For the last couple of weeks Youth Voices producers have focused on understanding and using maps to explore and share stories of their community. Students were first introduced to personal maps and asked to identify 10 hotspots in their neighborhood. Hotspots are places, people and events that are meaningful to them for a variety of reasons. They represent a part of each student's personal experiences with their neighborhood, and will guide them through the process of drawing their personal maps. A second clear layer, placed directly above the map, provides an additional opportunity for annotation and detail for each hotspot.
In an earlier incarnation of Departures, entitled Webstories, Tara McPherson, in reference to students' personal maps, wrote that "memory overwrites physical reality." This is certainly the case for the current crop of student producers, who placed locations that are not in the same physical vicinity next to each other on the map, while other places (streets, businesses, etc.) were simply omitted. Distance is based on experiences, so Cypress Park may be adjacent to Burbank, or Atwater Village to Whittier. In many ways this follows the history of cartography, where maps have not always been simple representations of reality but a tool used to conceptualize and organize space. The personal maps, the hotspots, and the second annotated layer function as tools for the students to conceptualize and organize their space -- or their community.
After completing their personal maps, the students elaborated their ideas with interactive Google maps. The three digital maps (one for each school) provide an expanded vision of Northeast Los Angeles based again on the students' experiences: where they hang out, where they play sports, where they feel safe or where they choose to avoid. This virtual landscape allows the viewer to see how the students collectively understand and utilize their community. They placed a selection of their hotspots on the map, and added descriptions and media that further explain their connection to the location.
This process of mapping -- selecting hotspots, drawing the map, placing the hotspots, and adding additional layers of descriptions and detail -- raises vital questions and issues about community, while identifying and nurturing links between the students.

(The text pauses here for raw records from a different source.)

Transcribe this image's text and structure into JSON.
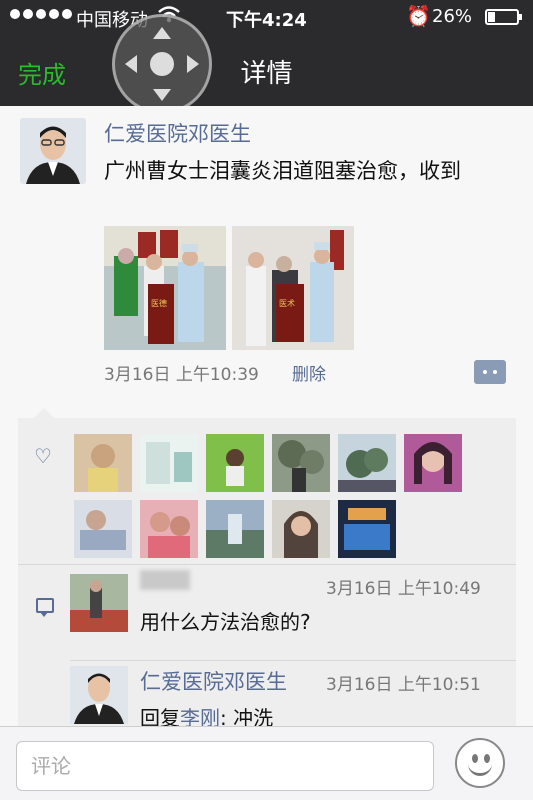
{
  "status_bar": {
    "carrier": "中国移动",
    "time": "下午4:24",
    "battery_percent_text": "26%",
    "battery_level": 0.26
  },
  "nav": {
    "done_label": "完成",
    "title": "详情"
  },
  "post": {
    "author": "仁爱医院邓医生",
    "text": "广州曹女士泪囊炎泪道阻塞治愈，收到",
    "timestamp": "3月16日 上午10:39",
    "delete_label": "删除"
  },
  "comments": [
    {
      "author": "",
      "time": "3月16日 上午10:49",
      "text": "用什么方法治愈的?"
    },
    {
      "author": "仁爱医院邓医生",
      "time": "3月16日 上午10:51",
      "reply_prefix": "回复",
      "reply_to": "李刚",
      "reply_sep": ":",
      "text": " 冲洗"
    }
  ],
  "composer": {
    "placeholder": "评论"
  },
  "colors": {
    "link": "#576b95",
    "done": "#2aba2f",
    "nav_bg": "#2b2b2d"
  }
}
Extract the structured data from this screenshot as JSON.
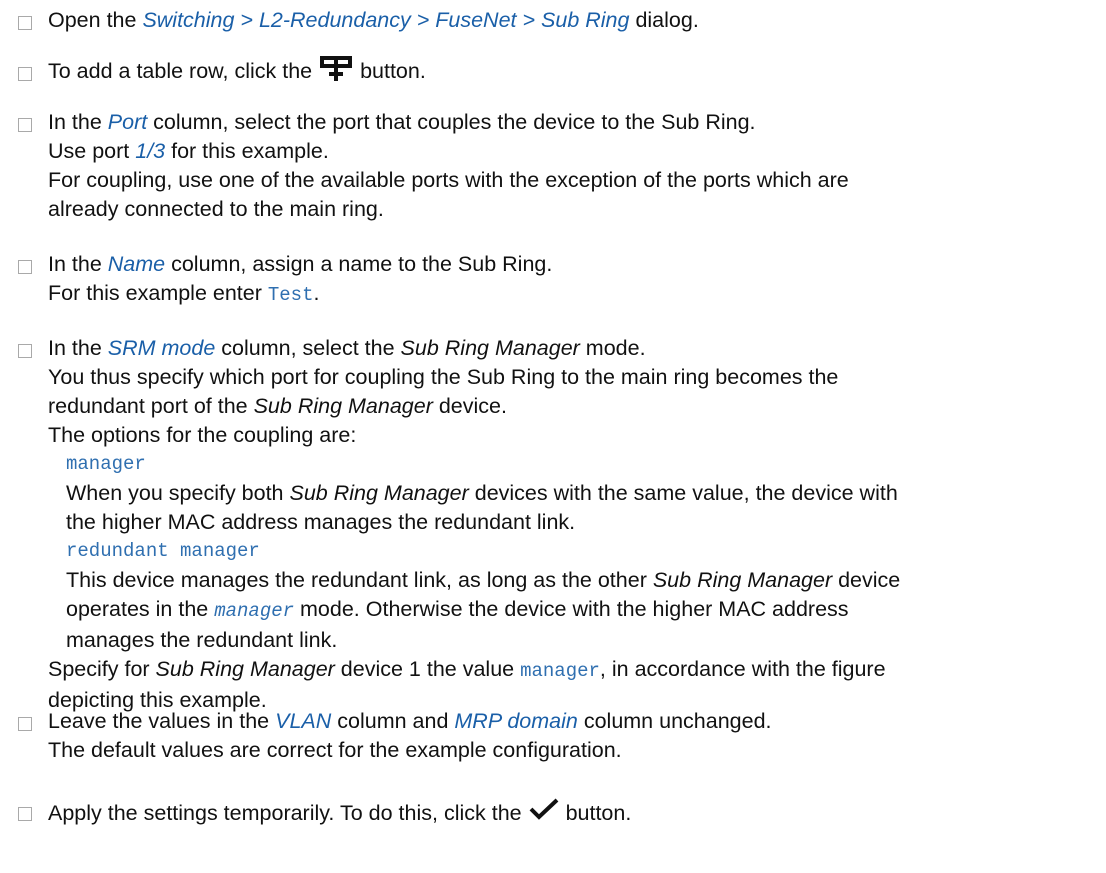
{
  "step1": {
    "pre": "Open the ",
    "path": "Switching > L2-Redundancy > FuseNet > Sub Ring",
    "post": " dialog."
  },
  "step2": {
    "pre": "To add a table row, click the ",
    "icon": "add-table-row-icon",
    "post": " button."
  },
  "step3": {
    "pre": "In the ",
    "ui": "Port",
    "post": " column, select the port that couples the device to the Sub Ring.",
    "l2_pre": "Use port ",
    "l2_ui": "1/3",
    "l2_post": " for this example.",
    "l3": "For coupling, use one of the available ports with the exception of the ports which are",
    "l4": "already connected to the main ring."
  },
  "step4": {
    "pre": "In the ",
    "ui": "Name",
    "post": " column, assign a name to the Sub Ring.",
    "l2_pre": "For this example enter ",
    "l2_code": "Test",
    "l2_post": "."
  },
  "step5": {
    "pre": "In the ",
    "ui": "SRM mode",
    "mid": " column, select the ",
    "it": "Sub Ring Manager",
    "post": " mode.",
    "l2": "You thus specify which port for coupling the Sub Ring to the main ring becomes the",
    "l3_pre": "redundant port of the ",
    "l3_it": "Sub Ring Manager",
    "l3_post": " device.",
    "l4": "The options for the coupling are:",
    "opt1": "manager",
    "o1a_pre": "When you specify both ",
    "o1a_it": "Sub Ring Manager",
    "o1a_post": " devices with the same value, the device with",
    "o1b": "the higher MAC address manages the redundant link.",
    "opt2": "redundant manager",
    "o2a_pre": "This device manages the redundant link, as long as the other ",
    "o2a_it": "Sub Ring Manager",
    "o2a_post": " device",
    "o2b_pre": "operates in the ",
    "o2b_code": "manager",
    "o2b_post": " mode. Otherwise the device with the higher MAC address",
    "o2c": "manages the redundant link.",
    "sp_pre": "Specify for ",
    "sp_it": "Sub Ring Manager",
    "sp_mid": " device 1 the value ",
    "sp_code": "manager",
    "sp_post": ", in accordance with the figure",
    "sp2": "depicting this example."
  },
  "step6": {
    "pre": "Leave the values in the ",
    "ui1": "VLAN",
    "mid": " column and ",
    "ui2": "MRP domain",
    "post": " column unchanged.",
    "l2": "The default values are correct for the example configuration."
  },
  "step7": {
    "pre": "Apply the settings temporarily. To do this, click the ",
    "icon": "checkmark-icon",
    "post": " button."
  }
}
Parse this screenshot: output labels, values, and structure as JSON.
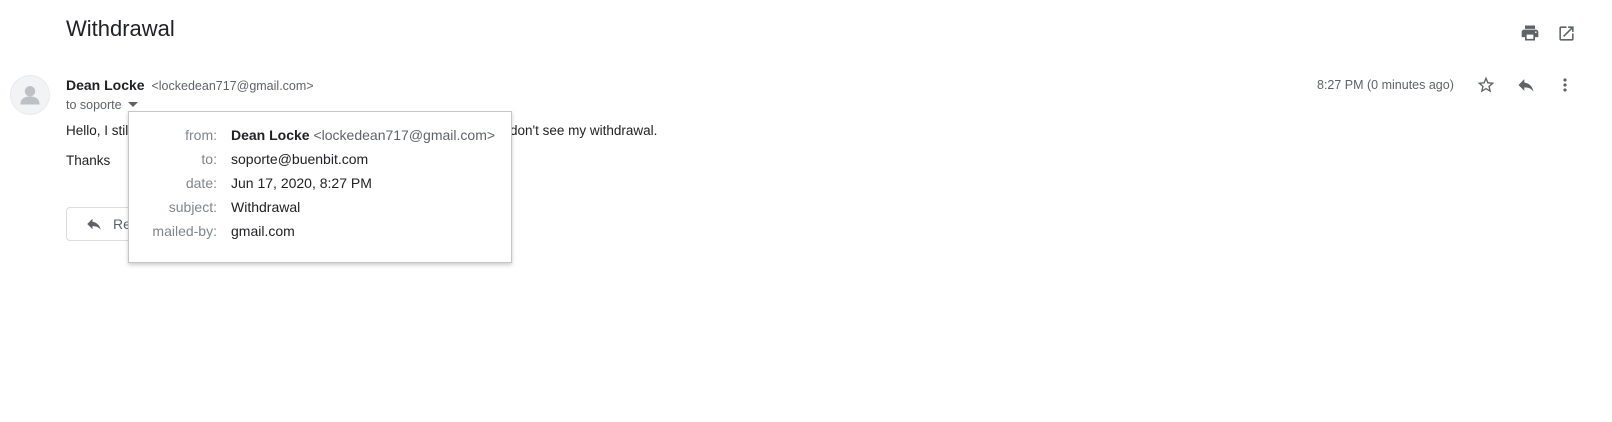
{
  "email": {
    "subject": "Withdrawal",
    "sender": {
      "name": "Dean Locke",
      "email": "<lockedean717@gmail.com>"
    },
    "to_label": "to soporte",
    "timestamp": "8:27 PM (0 minutes ago)",
    "body": {
      "line1_start": "Hello, I still",
      "line1_end": "don't see my withdrawal.",
      "line2": "Thanks"
    },
    "reply_label": "Reply"
  },
  "details_popover": {
    "from_key": "from:",
    "from_name": "Dean Locke",
    "from_email": "<lockedean717@gmail.com>",
    "to_key": "to:",
    "to_value": "soporte@buenbit.com",
    "date_key": "date:",
    "date_value": "Jun 17, 2020, 8:27 PM",
    "subject_key": "subject:",
    "subject_value": "Withdrawal",
    "mailed_by_key": "mailed-by:",
    "mailed_by_value": "gmail.com"
  },
  "icons": {
    "print": "print-icon",
    "open_new_window": "open-in-new-window-icon",
    "star": "star-icon",
    "reply": "reply-icon",
    "more": "more-vert-icon",
    "avatar": "person-avatar-icon",
    "caret": "caret-down-icon"
  },
  "colors": {
    "text_primary": "#202124",
    "text_secondary": "#5f6368",
    "icon": "#5f6368",
    "border": "#dadce0"
  }
}
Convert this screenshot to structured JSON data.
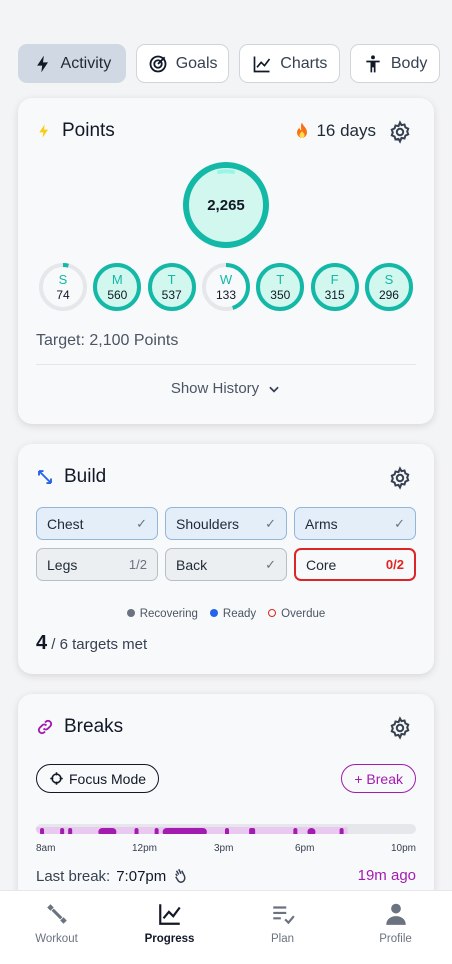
{
  "tabs": [
    {
      "label": "Activity",
      "icon": "bolt-icon",
      "active": true
    },
    {
      "label": "Goals",
      "icon": "target-icon"
    },
    {
      "label": "Charts",
      "icon": "line-chart-icon"
    },
    {
      "label": "Body",
      "icon": "person-icon"
    }
  ],
  "points": {
    "title": "Points",
    "streak": "16 days",
    "total": "2,265",
    "total_progress": 1.0,
    "days": [
      {
        "label": "S",
        "value": "74",
        "progress": 0.04
      },
      {
        "label": "M",
        "value": "560",
        "progress": 1.0
      },
      {
        "label": "T",
        "value": "537",
        "progress": 1.0
      },
      {
        "label": "W",
        "value": "133",
        "progress": 0.45
      },
      {
        "label": "T",
        "value": "350",
        "progress": 1.0
      },
      {
        "label": "F",
        "value": "315",
        "progress": 1.0
      },
      {
        "label": "S",
        "value": "296",
        "progress": 1.0
      }
    ],
    "target": "Target: 2,100 Points",
    "history_label": "Show History"
  },
  "build": {
    "title": "Build",
    "chips": [
      {
        "label": "Chest",
        "status": "ready",
        "mark": "✓"
      },
      {
        "label": "Shoulders",
        "status": "ready",
        "mark": "✓"
      },
      {
        "label": "Arms",
        "status": "ready",
        "mark": "✓"
      },
      {
        "label": "Legs",
        "status": "recovering",
        "mark": "1/2"
      },
      {
        "label": "Back",
        "status": "recovering",
        "mark": "✓"
      },
      {
        "label": "Core",
        "status": "overdue",
        "mark": "0/2"
      }
    ],
    "legend": {
      "recovering": "Recovering",
      "ready": "Ready",
      "overdue": "Overdue"
    },
    "met_count": "4",
    "met_rest": "/ 6 targets met"
  },
  "breaks": {
    "title": "Breaks",
    "focus_label": "Focus Mode",
    "add_label": "+ Break",
    "timeline_labels": [
      "8am",
      "12pm",
      "3pm",
      "6pm",
      "10pm"
    ],
    "last_label": "Last break:",
    "last_time": "7:07pm",
    "ago": "19m ago"
  },
  "nav": [
    {
      "label": "Workout"
    },
    {
      "label": "Progress",
      "active": true
    },
    {
      "label": "Plan"
    },
    {
      "label": "Profile"
    }
  ],
  "colors": {
    "teal": "#14b8a6",
    "purple": "#a21caf",
    "blue": "#2563eb",
    "red": "#dc2626"
  }
}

Stay tuned as the Youth Voices student producers dive into the multimedia workshops and continue to build their neighborhood stories with photography, audio and video.